Because the global system has no display component at this time I have work to do to provide local Meteor M2 pictures from my received data. I can do this manually, but I need to automate that process.


The modern USA polar weather satellite system which will supercede the old NOAA satellites disappoints me. There is no longer any ability for amateur or educational direct weather collection as their new system requires purpose built earth stations to download data and a distribution centre to pass the weather information to officially approved users. Their website education content appears to be minimal.

Their first new satellite is named Suomi NPP (National Polar-orbiting Partnership), which launched in 2011 as a 'bridging' service supporting transitioning from old to new systems. The new system is called JPSS (Joint Polar Satellite System) with its first launch in 2017 of JPSS-1, renamed NOAA-20 on successful commissioning in space. JPSS-2, 3 and 4 are scheduled for launches in 2021, 2026 and 2031.
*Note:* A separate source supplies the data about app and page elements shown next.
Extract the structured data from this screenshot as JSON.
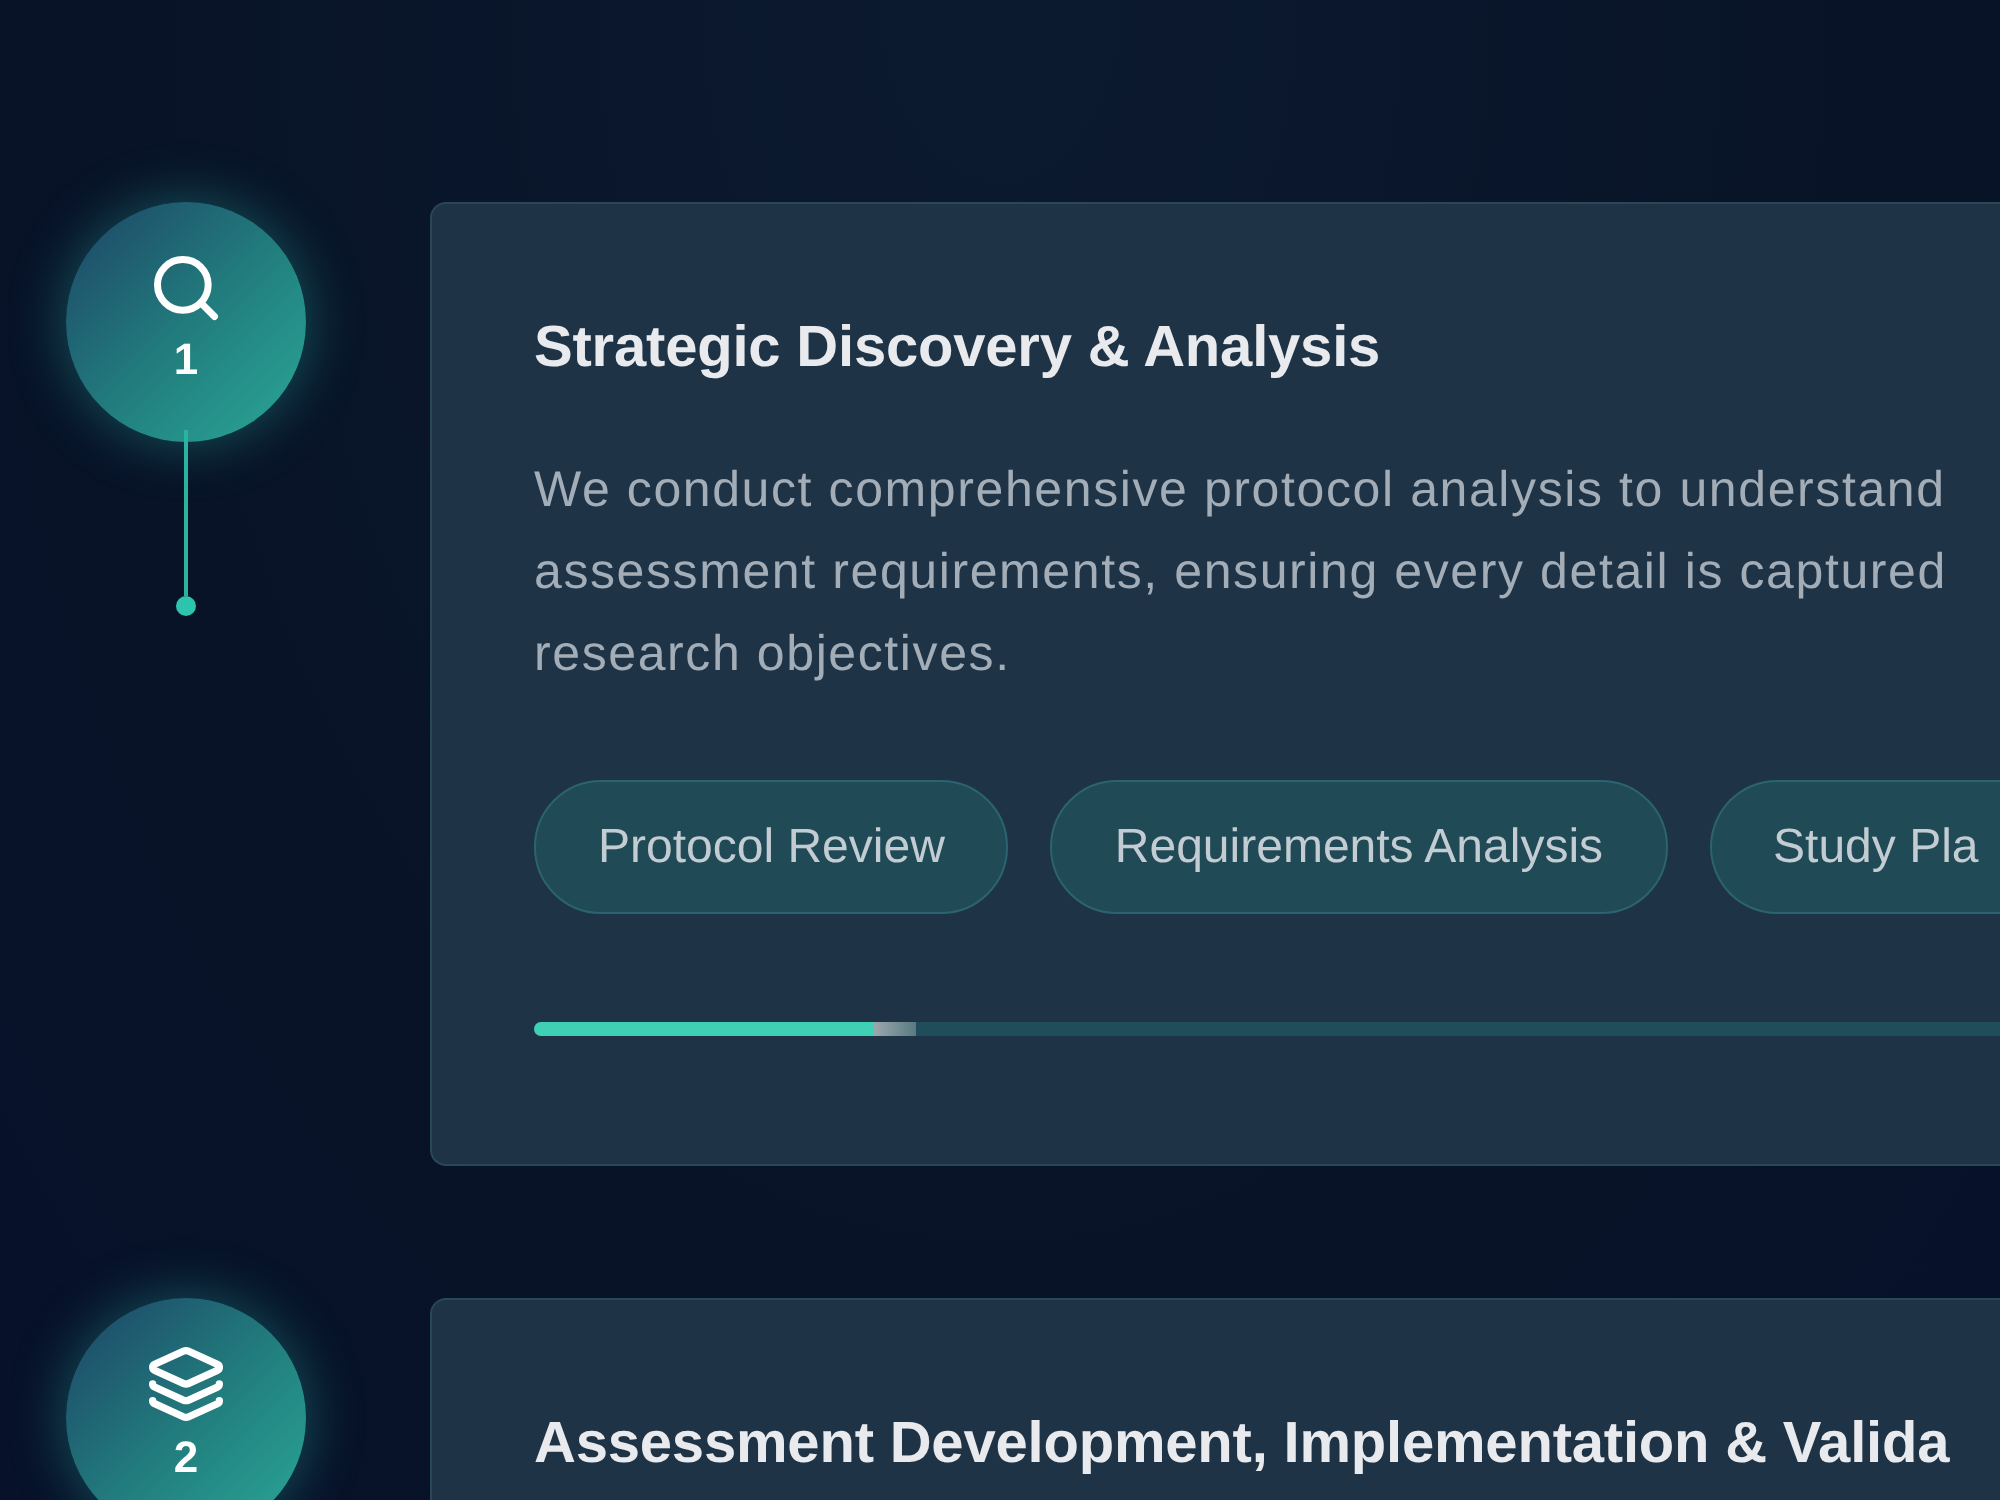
{
  "steps": [
    {
      "number": "1",
      "title": "Strategic Discovery & Analysis",
      "description_lines": [
        "We conduct comprehensive protocol analysis to understand",
        "assessment requirements, ensuring every detail is captured",
        "research objectives."
      ],
      "tags": [
        "Protocol Review",
        "Requirements Analysis",
        "Study Pla"
      ],
      "progress": {
        "level": 0.26
      }
    },
    {
      "number": "2",
      "title": "Assessment Development, Implementation & Valida"
    }
  ]
}
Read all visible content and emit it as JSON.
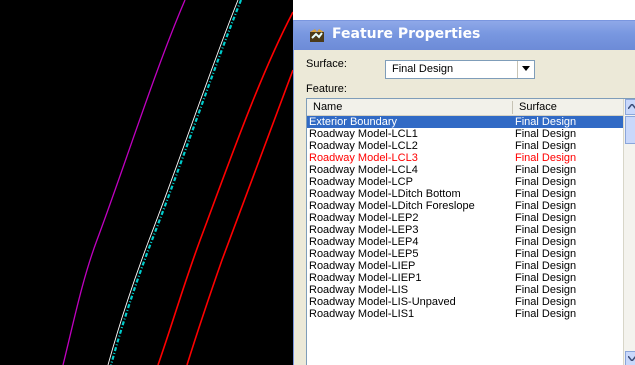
{
  "dialog": {
    "title": "Feature Properties",
    "surface_label": "Surface:",
    "surface_value": "Final Design",
    "feature_label": "Feature:"
  },
  "table": {
    "columns": [
      "Name",
      "Surface"
    ],
    "rows": [
      {
        "name": "Exterior Boundary",
        "surface": "Final Design",
        "state": "selected"
      },
      {
        "name": "Roadway Model-LCL1",
        "surface": "Final Design",
        "state": "normal"
      },
      {
        "name": "Roadway Model-LCL2",
        "surface": "Final Design",
        "state": "normal"
      },
      {
        "name": "Roadway Model-LCL3",
        "surface": "Final Design",
        "state": "red"
      },
      {
        "name": "Roadway Model-LCL4",
        "surface": "Final Design",
        "state": "normal"
      },
      {
        "name": "Roadway Model-LCP",
        "surface": "Final Design",
        "state": "normal"
      },
      {
        "name": "Roadway Model-LDitch Bottom",
        "surface": "Final Design",
        "state": "normal"
      },
      {
        "name": "Roadway Model-LDitch Foreslope",
        "surface": "Final Design",
        "state": "normal"
      },
      {
        "name": "Roadway Model-LEP2",
        "surface": "Final Design",
        "state": "normal"
      },
      {
        "name": "Roadway Model-LEP3",
        "surface": "Final Design",
        "state": "normal"
      },
      {
        "name": "Roadway Model-LEP4",
        "surface": "Final Design",
        "state": "normal"
      },
      {
        "name": "Roadway Model-LEP5",
        "surface": "Final Design",
        "state": "normal"
      },
      {
        "name": "Roadway Model-LIEP",
        "surface": "Final Design",
        "state": "normal"
      },
      {
        "name": "Roadway Model-LIEP1",
        "surface": "Final Design",
        "state": "normal"
      },
      {
        "name": "Roadway Model-LIS",
        "surface": "Final Design",
        "state": "normal"
      },
      {
        "name": "Roadway Model-LIS-Unpaved",
        "surface": "Final Design",
        "state": "normal"
      },
      {
        "name": "Roadway Model-LIS1",
        "surface": "Final Design",
        "state": "normal"
      }
    ]
  },
  "icons": {
    "title": "feature-properties-icon",
    "dropdown": "dropdown-arrow-icon",
    "scroll_up": "scroll-up-icon",
    "scroll_down": "scroll-down-icon"
  },
  "colors": {
    "canvas": "#000000",
    "magenta_line": "#c000c0",
    "cyan_line": "#00cccc",
    "red_line": "#ff0000",
    "selection": "#316ac5",
    "highlight_text": "#ff0000"
  }
}
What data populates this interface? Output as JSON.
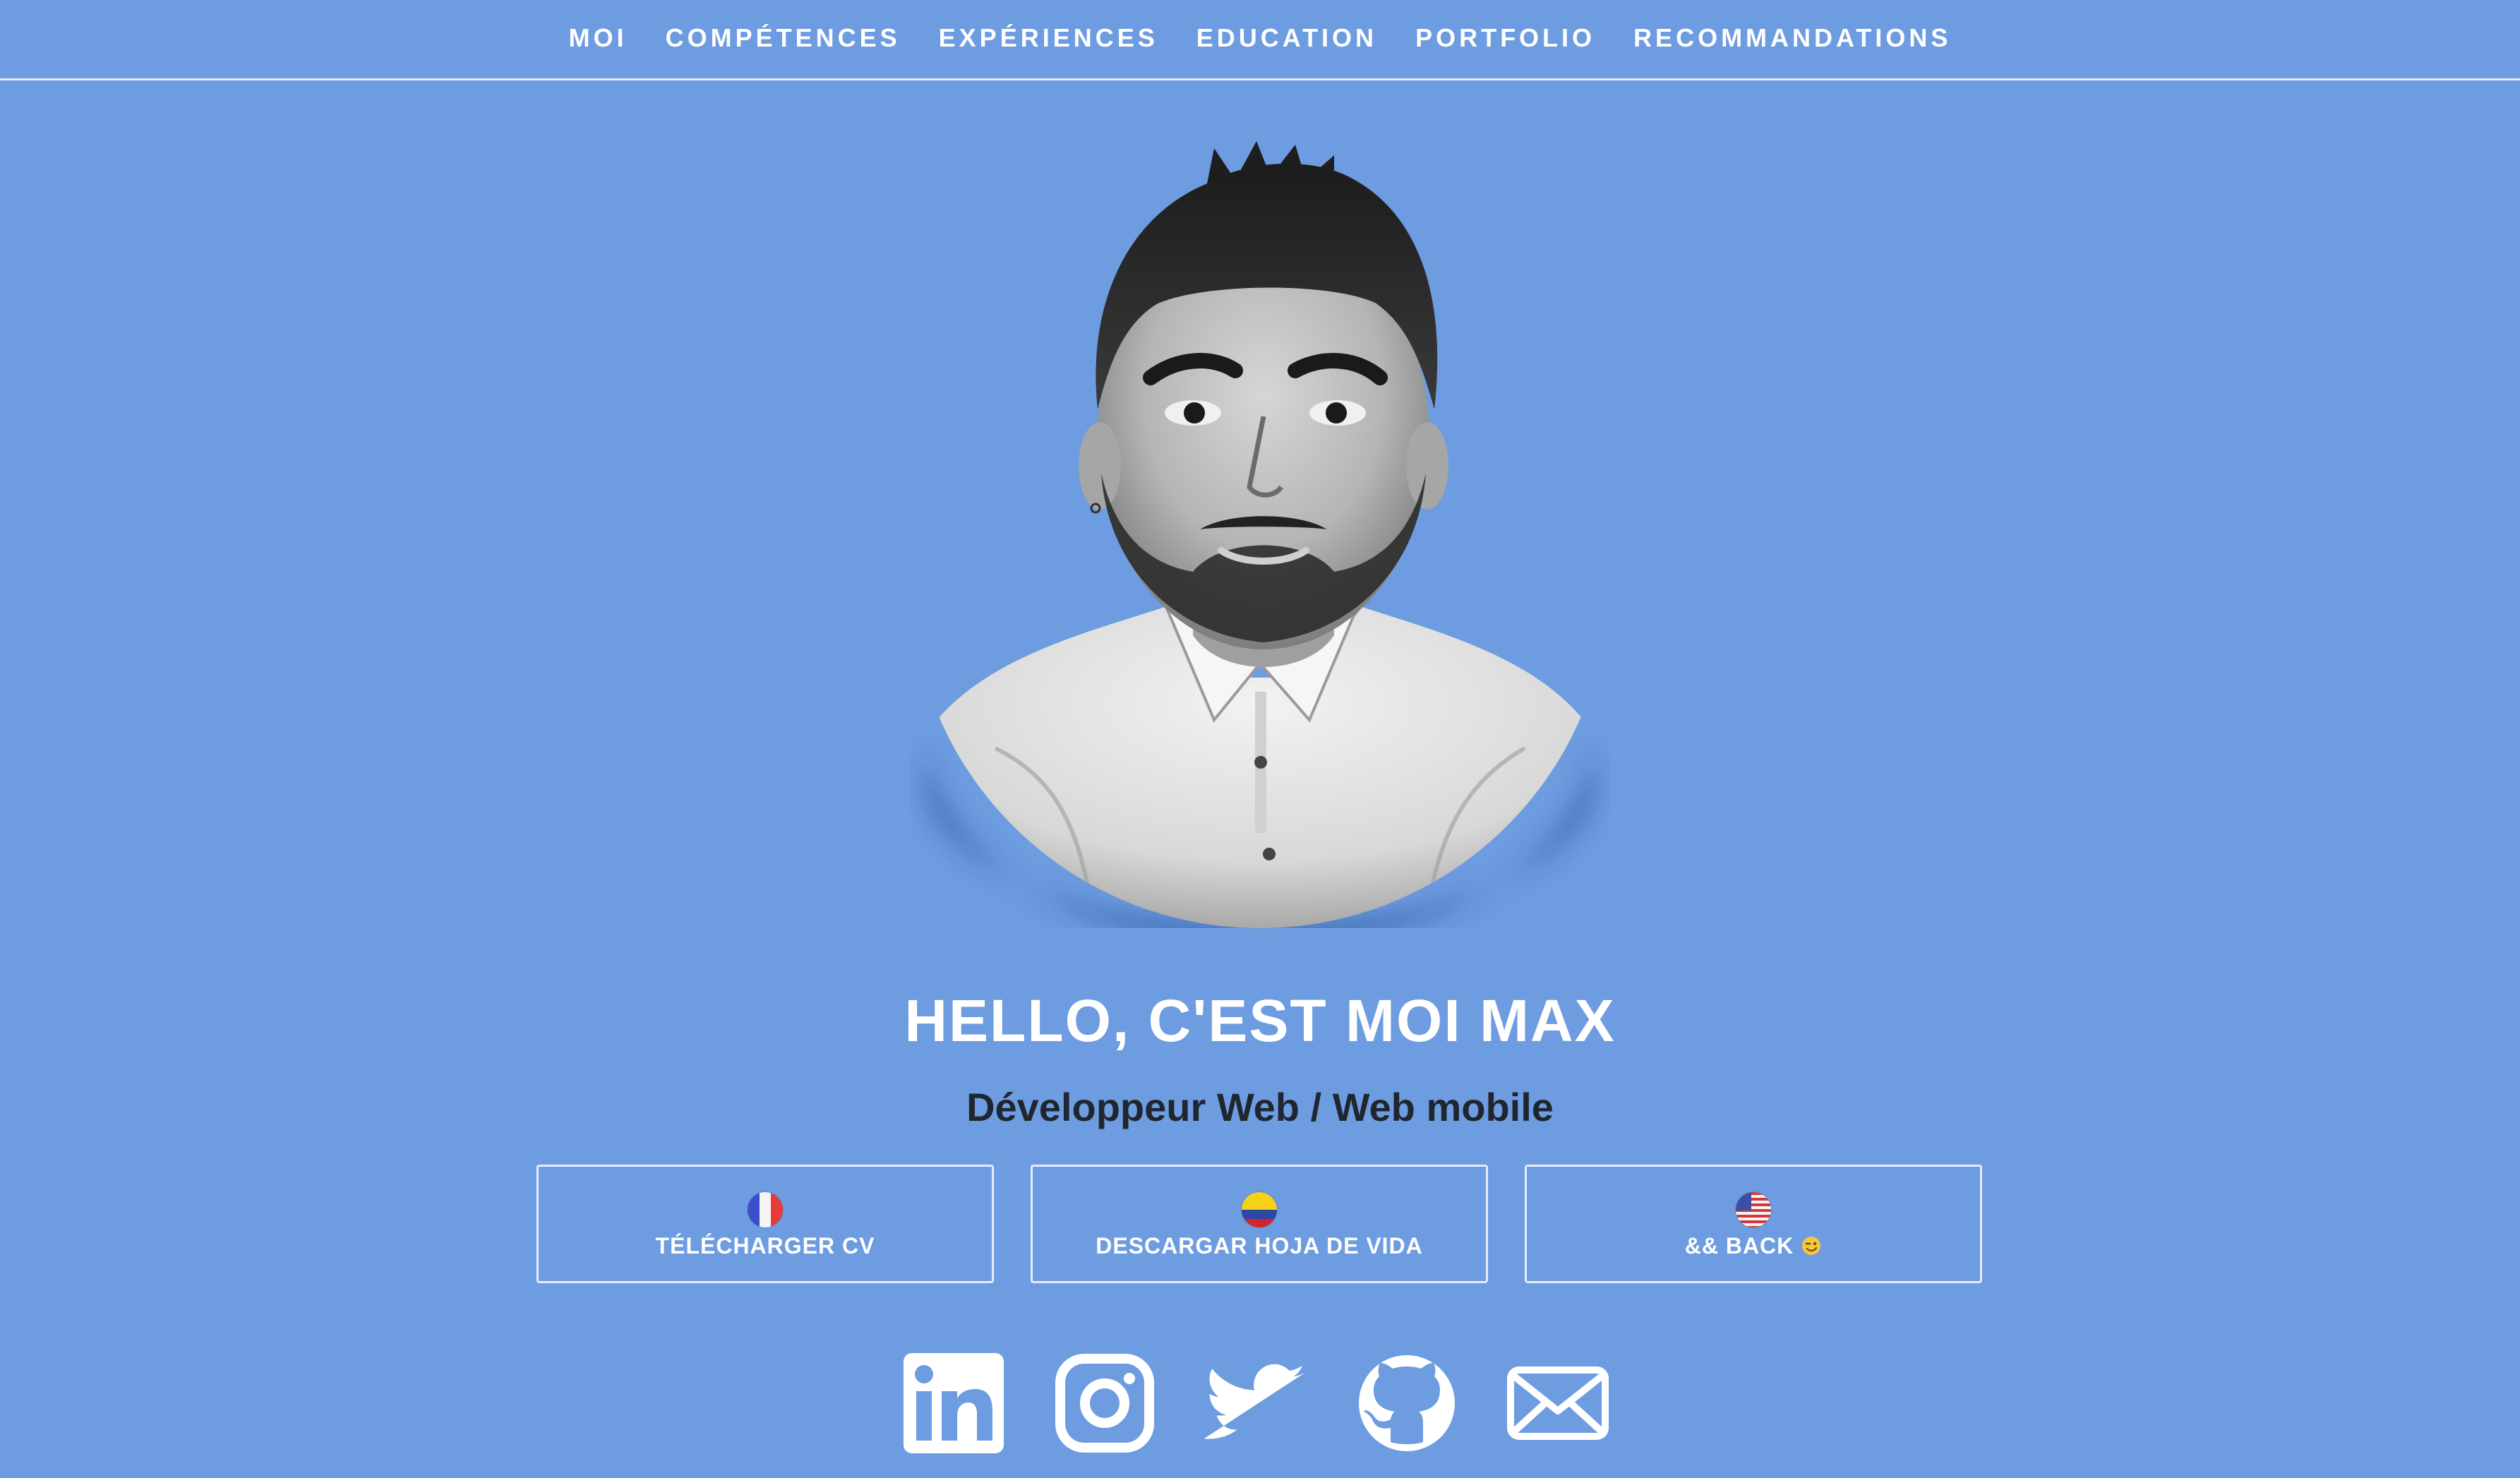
{
  "nav": {
    "items": [
      {
        "label": "MOI"
      },
      {
        "label": "COMPÉTENCES"
      },
      {
        "label": "EXPÉRIENCES"
      },
      {
        "label": "EDUCATION"
      },
      {
        "label": "PORTFOLIO"
      },
      {
        "label": "RECOMMANDATIONS"
      }
    ]
  },
  "hero": {
    "title": "HELLO, C'EST MOI MAX",
    "subtitle": "Développeur Web / Web mobile"
  },
  "cv_buttons": [
    {
      "label": "TÉLÉCHARGER CV",
      "flag": "france-flag-icon"
    },
    {
      "label": "DESCARGAR HOJA DE VIDA",
      "flag": "colombia-flag-icon"
    },
    {
      "label": "&& BACK",
      "flag": "usa-flag-icon",
      "emoji": "wink-emoji-icon"
    }
  ],
  "social": [
    {
      "icon": "linkedin-icon"
    },
    {
      "icon": "instagram-icon"
    },
    {
      "icon": "twitter-icon"
    },
    {
      "icon": "github-icon"
    },
    {
      "icon": "email-icon"
    }
  ],
  "colors": {
    "background": "#6e9ce0",
    "text_light": "#ffffff",
    "text_dark": "#1f2630",
    "border": "#e4ecfa"
  }
}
The modern Russian weather satellites in the Meteor-M series replace the older Meteor weather satellites which have mostly failed or been turned off. The first Meteor-M1 satellite in the new series has technical problems, so normally is turned off (March 2018). The third satellite in the series was destroyed during launch along with 18 other satellites on that rocket. Apparently old guidance software had been installed in the rocket instead of the well-tested new software needed for rockets departing the new Russian space launch site. The upper stage and its satellite payload never made it to space and burnt up on re-entry.